- The Gig Economy by Fred Wilson of Union Square Ventures
- Hillary Clinton Transcript: Building the ‘Growth and Fairness Economy’
- What The On-Demand Worker Debate Really Means by Mahesh Vellanki of Redpoint Ventures
- The Demons of On-Demand by Sarah Perez of TechCrunch
- 10 Things I Learned At the On-Demand Conference by Martin Mignot of Index Ventures
- The On-Demand Stack by Semil Shah of Bullpen Capital
- Homejoy Shuts Down After Battling Worker Classification Lawsuits by Carmel DeAmicis of re/code
- Homejoy says goodbye, and thank you by Adora Cheung of Homejoy

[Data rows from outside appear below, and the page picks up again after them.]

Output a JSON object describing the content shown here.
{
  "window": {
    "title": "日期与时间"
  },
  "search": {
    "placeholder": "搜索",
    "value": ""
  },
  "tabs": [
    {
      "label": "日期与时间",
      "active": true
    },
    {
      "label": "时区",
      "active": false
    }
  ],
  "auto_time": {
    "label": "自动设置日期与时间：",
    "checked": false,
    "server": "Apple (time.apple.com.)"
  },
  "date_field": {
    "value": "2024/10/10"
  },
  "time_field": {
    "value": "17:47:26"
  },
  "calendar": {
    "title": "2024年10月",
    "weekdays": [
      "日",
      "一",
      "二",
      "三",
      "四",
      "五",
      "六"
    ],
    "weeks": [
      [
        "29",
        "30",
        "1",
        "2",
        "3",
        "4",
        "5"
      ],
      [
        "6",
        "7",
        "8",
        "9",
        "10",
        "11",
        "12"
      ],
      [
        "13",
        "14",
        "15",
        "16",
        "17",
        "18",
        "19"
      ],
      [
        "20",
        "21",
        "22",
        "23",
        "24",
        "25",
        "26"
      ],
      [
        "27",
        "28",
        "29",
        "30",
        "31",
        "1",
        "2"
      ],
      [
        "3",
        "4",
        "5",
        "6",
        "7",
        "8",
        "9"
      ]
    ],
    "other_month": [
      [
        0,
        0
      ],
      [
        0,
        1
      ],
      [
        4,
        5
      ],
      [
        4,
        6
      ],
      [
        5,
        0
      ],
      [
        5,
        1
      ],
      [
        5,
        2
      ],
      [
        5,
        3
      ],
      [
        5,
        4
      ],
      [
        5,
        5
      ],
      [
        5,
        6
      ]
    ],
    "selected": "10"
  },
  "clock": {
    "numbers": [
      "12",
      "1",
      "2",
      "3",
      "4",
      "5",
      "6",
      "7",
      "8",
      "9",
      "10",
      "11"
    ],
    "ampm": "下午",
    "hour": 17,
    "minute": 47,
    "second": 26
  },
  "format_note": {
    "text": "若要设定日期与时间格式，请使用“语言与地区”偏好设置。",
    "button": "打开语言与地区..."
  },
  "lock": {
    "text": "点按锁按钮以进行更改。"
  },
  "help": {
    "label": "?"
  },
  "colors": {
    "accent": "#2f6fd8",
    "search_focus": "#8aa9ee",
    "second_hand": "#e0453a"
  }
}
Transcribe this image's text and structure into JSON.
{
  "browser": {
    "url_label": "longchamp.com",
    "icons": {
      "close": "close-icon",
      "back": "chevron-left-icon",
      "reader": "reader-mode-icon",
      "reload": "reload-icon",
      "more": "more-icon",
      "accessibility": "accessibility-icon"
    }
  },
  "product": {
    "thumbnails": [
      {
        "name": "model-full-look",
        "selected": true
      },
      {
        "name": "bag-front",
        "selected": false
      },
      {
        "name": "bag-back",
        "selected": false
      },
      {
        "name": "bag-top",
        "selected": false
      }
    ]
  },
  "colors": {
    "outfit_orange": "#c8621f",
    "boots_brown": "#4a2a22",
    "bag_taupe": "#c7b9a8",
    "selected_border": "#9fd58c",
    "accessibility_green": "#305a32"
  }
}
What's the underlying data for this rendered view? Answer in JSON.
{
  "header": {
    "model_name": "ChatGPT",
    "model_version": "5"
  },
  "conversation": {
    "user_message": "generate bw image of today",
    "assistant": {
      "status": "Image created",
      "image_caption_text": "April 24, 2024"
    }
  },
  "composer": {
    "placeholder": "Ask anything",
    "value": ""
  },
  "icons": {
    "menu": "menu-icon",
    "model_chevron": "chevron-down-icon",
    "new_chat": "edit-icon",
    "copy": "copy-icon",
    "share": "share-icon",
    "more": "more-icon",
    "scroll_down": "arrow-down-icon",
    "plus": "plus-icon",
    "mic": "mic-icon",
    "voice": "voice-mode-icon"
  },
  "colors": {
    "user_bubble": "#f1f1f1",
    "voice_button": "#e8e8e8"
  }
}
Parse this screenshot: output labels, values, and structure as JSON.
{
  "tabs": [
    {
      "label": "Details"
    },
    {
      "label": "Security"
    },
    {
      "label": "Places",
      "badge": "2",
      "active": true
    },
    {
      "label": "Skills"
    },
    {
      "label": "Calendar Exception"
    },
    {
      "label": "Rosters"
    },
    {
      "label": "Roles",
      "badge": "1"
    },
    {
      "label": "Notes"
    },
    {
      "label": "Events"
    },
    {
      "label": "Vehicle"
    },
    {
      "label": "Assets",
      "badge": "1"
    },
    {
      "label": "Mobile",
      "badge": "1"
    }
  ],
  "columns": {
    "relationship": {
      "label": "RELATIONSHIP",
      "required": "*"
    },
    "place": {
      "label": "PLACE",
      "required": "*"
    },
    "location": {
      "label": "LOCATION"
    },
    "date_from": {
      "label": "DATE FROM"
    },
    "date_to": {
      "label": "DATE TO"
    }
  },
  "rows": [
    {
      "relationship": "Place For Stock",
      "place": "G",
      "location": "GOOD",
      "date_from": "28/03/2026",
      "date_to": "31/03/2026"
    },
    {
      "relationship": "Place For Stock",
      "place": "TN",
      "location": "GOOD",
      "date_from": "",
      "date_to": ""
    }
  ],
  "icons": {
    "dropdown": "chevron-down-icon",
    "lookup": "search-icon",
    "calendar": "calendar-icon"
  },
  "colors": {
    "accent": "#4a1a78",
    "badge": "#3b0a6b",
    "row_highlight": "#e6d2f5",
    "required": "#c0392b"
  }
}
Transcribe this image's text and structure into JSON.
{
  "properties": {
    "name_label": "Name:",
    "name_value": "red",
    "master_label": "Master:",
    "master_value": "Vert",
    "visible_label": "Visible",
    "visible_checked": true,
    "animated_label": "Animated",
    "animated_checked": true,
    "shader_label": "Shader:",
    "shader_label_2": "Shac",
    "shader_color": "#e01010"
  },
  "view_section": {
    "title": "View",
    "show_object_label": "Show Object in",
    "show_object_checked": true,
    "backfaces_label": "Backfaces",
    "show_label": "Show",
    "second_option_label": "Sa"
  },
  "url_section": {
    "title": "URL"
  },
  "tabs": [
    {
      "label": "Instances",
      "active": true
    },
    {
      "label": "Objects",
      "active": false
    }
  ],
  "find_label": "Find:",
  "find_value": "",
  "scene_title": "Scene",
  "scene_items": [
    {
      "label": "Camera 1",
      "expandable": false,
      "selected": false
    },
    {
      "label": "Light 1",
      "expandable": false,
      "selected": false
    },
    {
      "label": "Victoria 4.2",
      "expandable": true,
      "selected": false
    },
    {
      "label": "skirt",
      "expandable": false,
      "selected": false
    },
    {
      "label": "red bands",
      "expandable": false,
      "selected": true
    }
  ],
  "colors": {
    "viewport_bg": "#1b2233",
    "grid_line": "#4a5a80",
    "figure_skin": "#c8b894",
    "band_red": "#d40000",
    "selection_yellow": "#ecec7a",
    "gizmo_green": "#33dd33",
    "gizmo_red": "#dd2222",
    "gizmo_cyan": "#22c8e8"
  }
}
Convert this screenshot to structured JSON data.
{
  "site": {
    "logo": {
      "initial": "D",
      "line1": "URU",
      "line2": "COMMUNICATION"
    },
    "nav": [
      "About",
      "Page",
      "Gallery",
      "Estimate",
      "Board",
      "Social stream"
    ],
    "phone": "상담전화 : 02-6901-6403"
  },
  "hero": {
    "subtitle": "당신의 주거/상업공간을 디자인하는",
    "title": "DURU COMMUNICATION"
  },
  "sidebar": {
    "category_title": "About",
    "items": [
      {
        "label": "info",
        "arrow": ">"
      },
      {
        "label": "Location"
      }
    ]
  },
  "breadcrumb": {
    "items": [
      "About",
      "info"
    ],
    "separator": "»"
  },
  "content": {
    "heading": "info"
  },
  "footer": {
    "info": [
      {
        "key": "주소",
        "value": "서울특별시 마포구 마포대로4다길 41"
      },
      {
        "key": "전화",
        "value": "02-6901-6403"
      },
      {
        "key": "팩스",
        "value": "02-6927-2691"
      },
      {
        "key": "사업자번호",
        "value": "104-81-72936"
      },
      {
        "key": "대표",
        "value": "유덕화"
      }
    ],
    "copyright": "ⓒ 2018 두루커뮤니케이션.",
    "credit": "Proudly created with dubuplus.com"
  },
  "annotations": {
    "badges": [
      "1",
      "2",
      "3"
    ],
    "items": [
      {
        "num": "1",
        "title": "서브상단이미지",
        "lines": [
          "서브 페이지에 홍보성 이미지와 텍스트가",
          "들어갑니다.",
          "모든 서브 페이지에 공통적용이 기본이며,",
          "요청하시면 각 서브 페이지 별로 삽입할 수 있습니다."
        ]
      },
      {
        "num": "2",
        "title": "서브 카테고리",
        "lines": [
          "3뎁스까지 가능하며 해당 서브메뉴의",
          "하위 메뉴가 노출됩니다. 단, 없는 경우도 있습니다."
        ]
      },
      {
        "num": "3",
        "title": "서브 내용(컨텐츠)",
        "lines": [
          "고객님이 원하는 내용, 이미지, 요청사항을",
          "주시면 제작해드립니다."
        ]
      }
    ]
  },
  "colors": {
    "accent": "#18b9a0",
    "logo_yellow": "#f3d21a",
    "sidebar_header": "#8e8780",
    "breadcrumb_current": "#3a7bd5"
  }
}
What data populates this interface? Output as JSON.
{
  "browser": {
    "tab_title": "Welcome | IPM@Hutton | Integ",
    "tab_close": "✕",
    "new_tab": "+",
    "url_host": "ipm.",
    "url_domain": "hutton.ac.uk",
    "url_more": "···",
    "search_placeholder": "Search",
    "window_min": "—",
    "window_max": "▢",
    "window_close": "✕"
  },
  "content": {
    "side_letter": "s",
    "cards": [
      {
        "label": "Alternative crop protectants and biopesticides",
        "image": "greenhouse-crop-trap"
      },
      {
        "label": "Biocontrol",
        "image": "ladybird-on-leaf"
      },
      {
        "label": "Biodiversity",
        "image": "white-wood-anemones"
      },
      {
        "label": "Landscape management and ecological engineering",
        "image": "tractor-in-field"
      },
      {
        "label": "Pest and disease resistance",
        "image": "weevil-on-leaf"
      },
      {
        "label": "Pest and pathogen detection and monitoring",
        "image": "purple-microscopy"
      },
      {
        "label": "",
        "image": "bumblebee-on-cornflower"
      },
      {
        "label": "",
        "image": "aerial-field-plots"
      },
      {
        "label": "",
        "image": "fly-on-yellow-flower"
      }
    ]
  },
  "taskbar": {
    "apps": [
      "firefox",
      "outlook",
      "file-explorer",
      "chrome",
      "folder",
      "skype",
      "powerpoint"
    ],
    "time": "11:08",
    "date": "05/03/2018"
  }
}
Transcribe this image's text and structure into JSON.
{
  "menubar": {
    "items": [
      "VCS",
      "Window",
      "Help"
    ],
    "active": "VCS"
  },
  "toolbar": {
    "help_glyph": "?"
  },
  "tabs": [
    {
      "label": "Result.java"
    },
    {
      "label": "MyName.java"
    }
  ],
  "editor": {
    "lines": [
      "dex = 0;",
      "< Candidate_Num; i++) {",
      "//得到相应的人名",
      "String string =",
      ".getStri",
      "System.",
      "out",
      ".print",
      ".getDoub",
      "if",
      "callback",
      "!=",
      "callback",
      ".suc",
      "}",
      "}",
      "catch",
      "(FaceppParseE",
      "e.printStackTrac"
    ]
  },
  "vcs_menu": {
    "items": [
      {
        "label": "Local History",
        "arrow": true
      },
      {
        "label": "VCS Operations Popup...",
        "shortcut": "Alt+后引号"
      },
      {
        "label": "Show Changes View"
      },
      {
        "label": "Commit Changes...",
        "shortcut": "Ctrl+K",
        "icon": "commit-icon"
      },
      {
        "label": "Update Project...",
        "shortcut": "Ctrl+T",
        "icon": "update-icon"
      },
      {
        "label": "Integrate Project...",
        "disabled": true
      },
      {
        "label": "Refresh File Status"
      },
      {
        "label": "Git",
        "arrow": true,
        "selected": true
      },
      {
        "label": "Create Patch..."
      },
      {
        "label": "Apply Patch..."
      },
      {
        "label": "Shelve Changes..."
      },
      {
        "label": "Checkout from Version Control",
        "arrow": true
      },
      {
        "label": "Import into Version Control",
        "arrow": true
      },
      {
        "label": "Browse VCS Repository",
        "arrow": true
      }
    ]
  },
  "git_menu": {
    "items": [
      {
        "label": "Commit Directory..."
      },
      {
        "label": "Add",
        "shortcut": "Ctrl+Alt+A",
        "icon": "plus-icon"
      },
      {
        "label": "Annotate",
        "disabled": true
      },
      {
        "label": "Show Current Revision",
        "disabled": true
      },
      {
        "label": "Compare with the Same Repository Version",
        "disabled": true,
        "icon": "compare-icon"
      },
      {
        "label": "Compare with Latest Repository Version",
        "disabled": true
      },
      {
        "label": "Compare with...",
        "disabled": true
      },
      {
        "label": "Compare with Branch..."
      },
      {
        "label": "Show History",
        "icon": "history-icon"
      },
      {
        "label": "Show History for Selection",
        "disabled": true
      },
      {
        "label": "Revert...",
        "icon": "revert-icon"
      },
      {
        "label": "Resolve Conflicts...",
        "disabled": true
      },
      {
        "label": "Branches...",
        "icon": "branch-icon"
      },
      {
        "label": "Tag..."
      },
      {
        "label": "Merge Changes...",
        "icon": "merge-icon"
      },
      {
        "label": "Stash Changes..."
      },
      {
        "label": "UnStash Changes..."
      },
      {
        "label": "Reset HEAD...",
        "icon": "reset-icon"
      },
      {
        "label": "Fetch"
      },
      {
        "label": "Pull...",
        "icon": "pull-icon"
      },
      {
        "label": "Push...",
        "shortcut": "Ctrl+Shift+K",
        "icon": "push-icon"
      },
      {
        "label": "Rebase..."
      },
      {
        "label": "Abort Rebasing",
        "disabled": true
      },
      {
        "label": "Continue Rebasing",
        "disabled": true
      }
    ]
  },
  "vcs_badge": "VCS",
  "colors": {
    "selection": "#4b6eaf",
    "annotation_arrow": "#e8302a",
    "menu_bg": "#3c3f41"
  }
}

- Shyp to Is The Latest On-Demand Company To Reclassify Workers as Employees